Unless you’ve been living under a rock for the past few years, you’ll have heard about remote monitoring, also known as the Internet of Things (IoT), but you might be wondering “What can it do for me?” So, for starters, here are four ways this technology, coupled with a smart digital solution to make sense of the data, can improve food safety, increase efficiency, enhance your customer experience and boost sales.
What is remote monitoring?
Before we get into the meat of the article, let’s recap on what remote monitoring means. Simply put, these are remote sensors that can be connected via the internet to a network that talks to you through a digital platform. In the tech world, this is known as the Internet of Things (IoT).
These sensors can measure anything from the power draw of a coffee machine to the level of lighting in a room. If you would like to know more about the basics, you can download our guide to IoT.
1. Assuring food safety
Nothing is more important than food safety but if your teams are still using the humble thermometer to manually monitor fridge temperatures they’re wasting time worth potentially millions of pounds a year. Just do the maths (or don’t – I’m going to tell you anyway). A manual temperature check takes 20 to 30 minutes of a store manager’s time twice daily. Multiply this by, say, 850 stores and you’ve quickly racked up labour costs of £2.5m annually. Time that could be spent more profitably serving customers or upselling.
In contrast, if your fridges are fitted with IoT sensors they’ll not only track fridge temperatures continuously, but also alert you immediately if corrective action is needed. This can prevent food perishing, especially when a power or equipment failure occurs out of hours.
It also provides the assurance that temperature checks and records are being logged at the correct time - rather than relying on an employee’s guestimate once a busy period has passed - with a verifiable audit trail.
This matters because if temperature checks aren’t performed regularly because staff are simply too busy, stores are putting customers at risk of food poisoning (or worse) and leaving your business vulnerable to compensation claims and reputational damage.
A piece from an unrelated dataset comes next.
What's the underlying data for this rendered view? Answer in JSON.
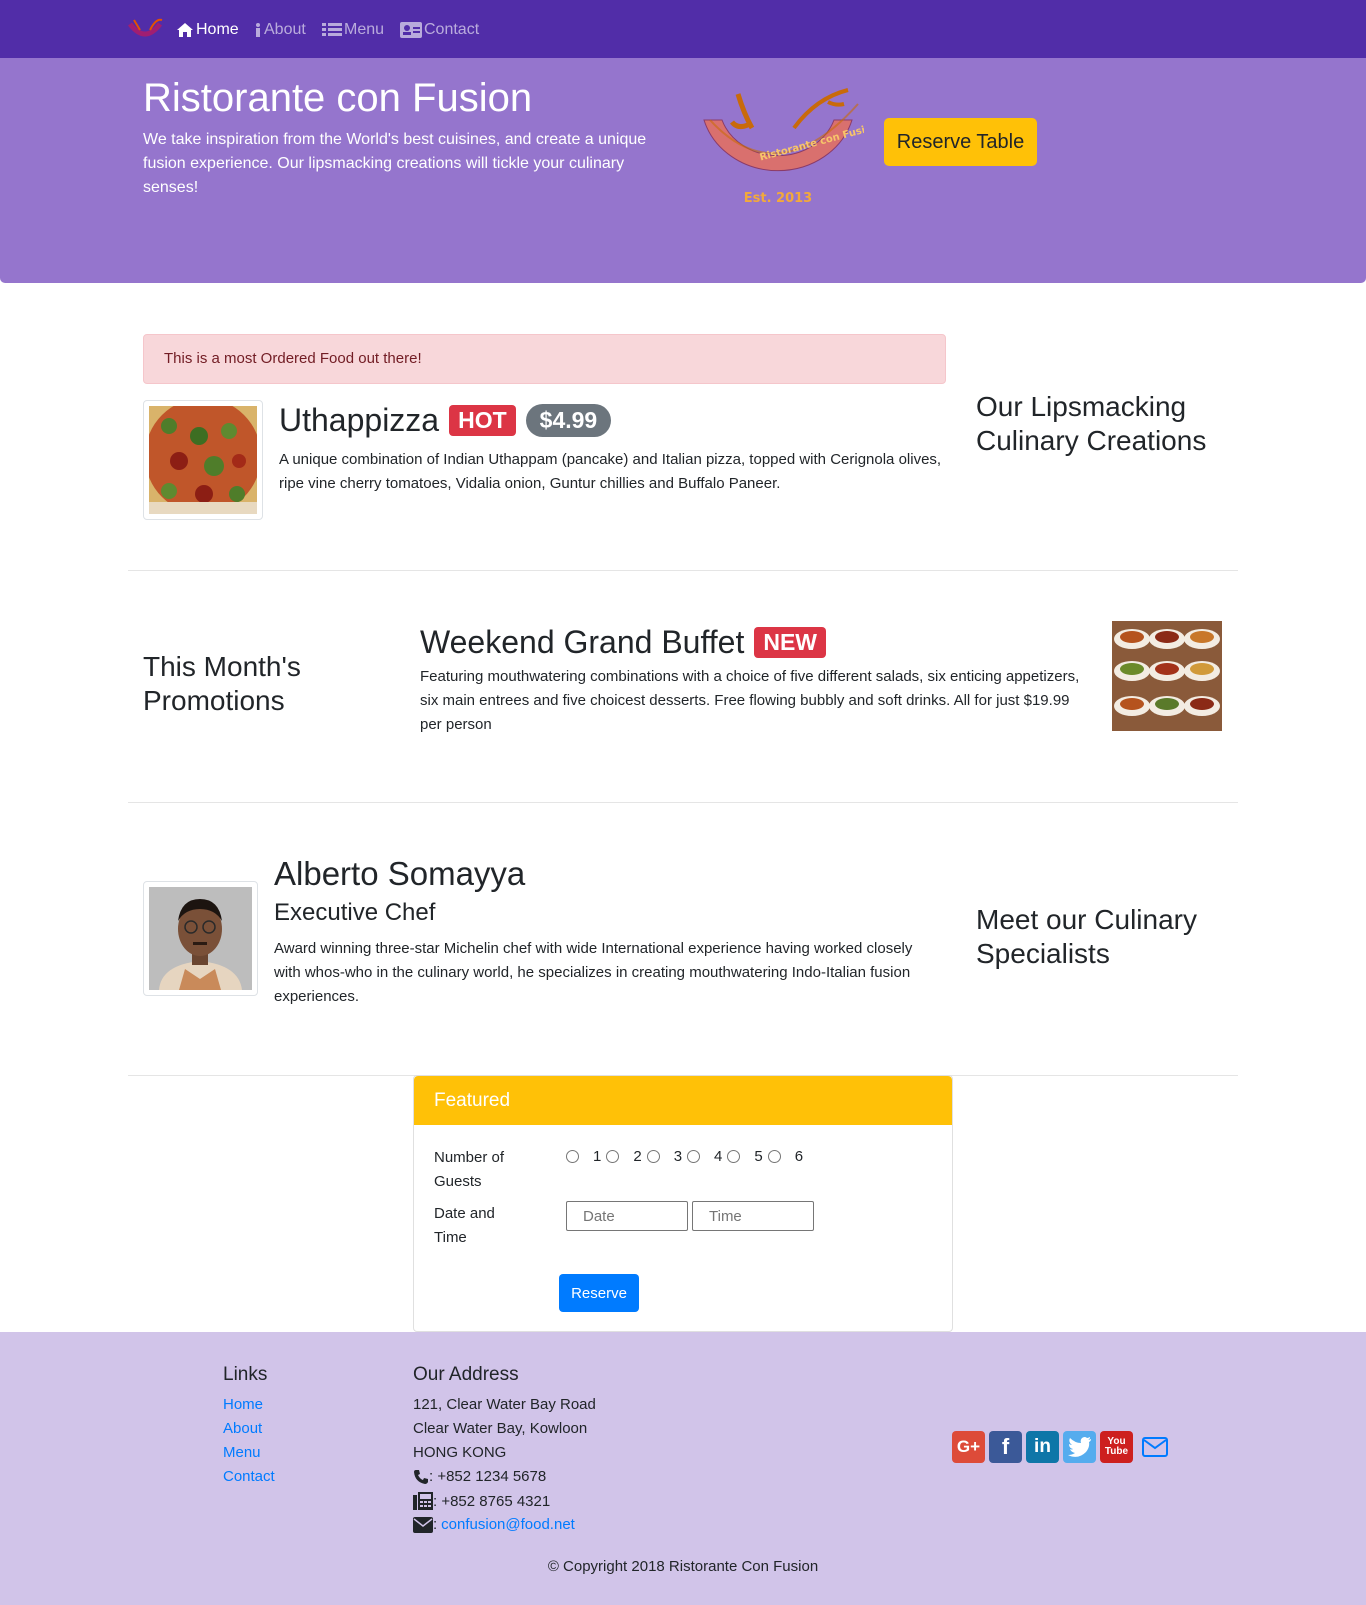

When IoT is combined with a smart platform like mpro5, it enables you to spot patterns and identify root causes. For instance, if your fridge temperatures typically rise around lunchtime in city centre locations, this could be because team members are simply too busy to shut the door fully between each customer.
If you notice fridge temperatures rising on the same day each week, this might coincide with the store’s regular food delivery when the door is left open longer than usual to unload and restock.
Or, alternatively, it might be a valuable early warning sign that your fridge is about to go on the blink. Which brings me neatly onto the subject of maintenance.
2. Breakdown-preventing maintenance
You don’t need me to point out there are lots of expensive, intensively-used assets in a coffee shop, from fridges to dishwashers and coffee machines, without which the store would grind to a halt (pun intended).
Installing IoT sensors that produce data for analysis identifying when equipment typically breaks down enables you to implement a system of planned preventative maintenance. In other words, instead of waiting for the coffee machine to splutter to a standstill, leaving you with only a few paninis to sell, you can give it some TLC before it reaches that stage and prevent costly downtime.
3. Getting to grips with cleaning
Wouldn’t it be a better use of your employees’ time if they cleaned store toilets when they actually needed attention, rather than blindly following a pre-set schedule?
IoT sensors fitted on toilet doors make that possible by counting visitors. So, instead of cleaning and restocking toilets after a quiet morning when only a handful of shoppers have wandered in, staff can be more profitably employed selling coffee and cake. Conversely, additional staff will need to be deployed to cleaning duties during a busy match day afternoon when the store is mobbed and toilets are likely to be in sore need of attention.
4. Creating comfortable conditions for customers
Studies show that queue lengths, background noise levels, temperature and air quality in a coffee shop directly influence people’s behaviour. This may seem obvious but if customers are uncomfortable they won’t stay. Worse still, they will spend on average £4 an hour less while in-store. Get the store environment right and customers will stay longer and spend more.
Digital platforms like mpro5 help coffee shops do that by counting visitor footfall, monitoring environmental factors and alerting stores when they need to take action. Armed with useable information, stores can turn up the air-conditioning, clean the toilets or divert staff from routine cleaning to serving customers and preventing queues forming.
“It’s not about proving the concept of IoT anymore, but proving its value”
In conclusion, it’s not about proving the concept of IoT anymore, but proving its value. In isolation, all that IoT sensors will give you are daunting volumes of raw data. It’s only when you combine this with a smart digital platform such as mpro5 that you can understand what the data is telling you and start getting value from your IoT investment.